    Author:
    Yauheni Dzedzits
    Year of Dissertation:
    2012
    Program:
    Physics
    Advisor:
    Tobias Schafer
    Abstract:

    This dissertation presents some aspects of an advection-diffusion equation and its applications to physical oceanography. We propose a perturbative scheme of averaging the advection-diffusion equation in the limit of vanishing diffusivity. Under the restriction that the time-dependence of the advective field is completely separable we construct an exact solution of the purely advective part via action-angle coordinates and treat diffusion as a perturbation using Lie transform techniques. The developed method is applied to a regularized vortical flow field which is periodically modulated in time. Numerical simulations of the vortical flow advection in presence of small diffusion are discussed. We present numerical evidence that the spectrum of of the averaged time-independent advection-diffusion operator converges to the spectrum of the operator with fully enabled time dynamics. A formal generalization of the method for three-dimensional time-periodic flows is discussed. We also discuss the importance of advection and diffusion in problems of transport and mixing in complicated dynamical systems, such as hydrodynamical systems, in particular describing ocean currents. We propose a method to visualize and analyze the structure of complex flows using data from HYbrid Coordinate Ocean Model (HYCOM) as an example.
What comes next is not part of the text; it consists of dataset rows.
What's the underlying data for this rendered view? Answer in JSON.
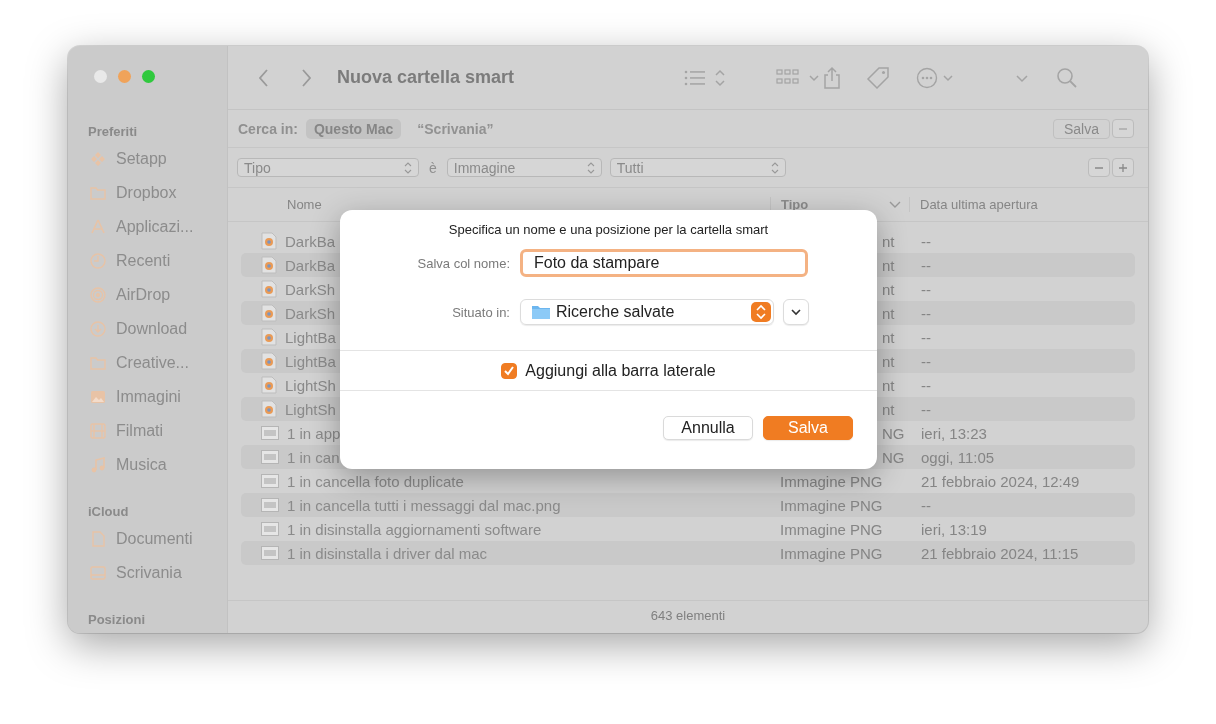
{
  "window": {
    "title": "Nuova cartella smart"
  },
  "sidebar": {
    "sections": [
      {
        "title": "Preferiti",
        "items": [
          {
            "label": "Setapp"
          },
          {
            "label": "Dropbox"
          },
          {
            "label": "Applicazi..."
          },
          {
            "label": "Recenti"
          },
          {
            "label": "AirDrop"
          },
          {
            "label": "Download"
          },
          {
            "label": "Creative..."
          },
          {
            "label": "Immagini"
          },
          {
            "label": "Filmati"
          },
          {
            "label": "Musica"
          }
        ]
      },
      {
        "title": "iCloud",
        "items": [
          {
            "label": "Documenti"
          },
          {
            "label": "Scrivania"
          }
        ]
      },
      {
        "title": "Posizioni"
      }
    ]
  },
  "search_scope": {
    "label": "Cerca in:",
    "tabs": [
      {
        "label": "Questo Mac",
        "selected": true
      },
      {
        "label": "“Scrivania”",
        "selected": false
      }
    ],
    "save_button": "Salva"
  },
  "criteria": {
    "attribute": "Tipo",
    "operator": "è",
    "value": "Immagine",
    "subvalue": "Tutti"
  },
  "table": {
    "columns": [
      "Nome",
      "Tipo",
      "Data ultima apertura"
    ],
    "rows": [
      {
        "kind": "document",
        "name": "DarkBa",
        "type": "nt",
        "date": "--",
        "covered": true
      },
      {
        "kind": "document",
        "name": "DarkBa",
        "type": "nt",
        "date": "--",
        "covered": true
      },
      {
        "kind": "document",
        "name": "DarkSh",
        "type": "nt",
        "date": "--",
        "covered": true
      },
      {
        "kind": "document",
        "name": "DarkSh",
        "type": "nt",
        "date": "--",
        "covered": true
      },
      {
        "kind": "document",
        "name": "LightBa",
        "type": "nt",
        "date": "--",
        "covered": true
      },
      {
        "kind": "document",
        "name": "LightBa",
        "type": "nt",
        "date": "--",
        "covered": true
      },
      {
        "kind": "document",
        "name": "LightSh",
        "type": "nt",
        "date": "--",
        "covered": true
      },
      {
        "kind": "document",
        "name": "LightSh",
        "type": "nt",
        "date": "--",
        "covered": true
      },
      {
        "kind": "image",
        "name": "1 in app",
        "type": "NG",
        "date": "ieri, 13:23",
        "covered": true
      },
      {
        "kind": "image",
        "name": "1 in can",
        "type": "NG",
        "date": "oggi, 11:05",
        "covered": true
      },
      {
        "kind": "image",
        "name": "1 in cancella foto duplicate",
        "type": "Immagine PNG",
        "date": "21 febbraio 2024, 12:49",
        "covered": false
      },
      {
        "kind": "image",
        "name": "1 in cancella tutti i messaggi dal mac.png",
        "type": "Immagine PNG",
        "date": "--",
        "covered": false
      },
      {
        "kind": "image",
        "name": "1 in disinstalla aggiornamenti software",
        "type": "Immagine PNG",
        "date": "ieri, 13:19",
        "covered": false
      },
      {
        "kind": "image",
        "name": "1 in disinstalla i driver dal mac",
        "type": "Immagine PNG",
        "date": "21 febbraio 2024, 11:15",
        "covered": false
      }
    ]
  },
  "status_bar": "643 elementi",
  "dialog": {
    "title": "Specifica un nome e una posizione per la cartella smart",
    "name_label": "Salva col nome:",
    "name_value": "Foto da stampare",
    "location_label": "Situato in:",
    "location_value": "Ricerche salvate",
    "add_to_sidebar": {
      "label": "Aggiungi alla barra laterale",
      "checked": true
    },
    "buttons": [
      {
        "label": "Annulla",
        "default": false
      },
      {
        "label": "Salva",
        "default": true
      }
    ]
  }
}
We present results of simulations obtained with highly parallel Co-array Fortran code that can be run on modern computing systems that support partitioned global address space (PGAS) programming model.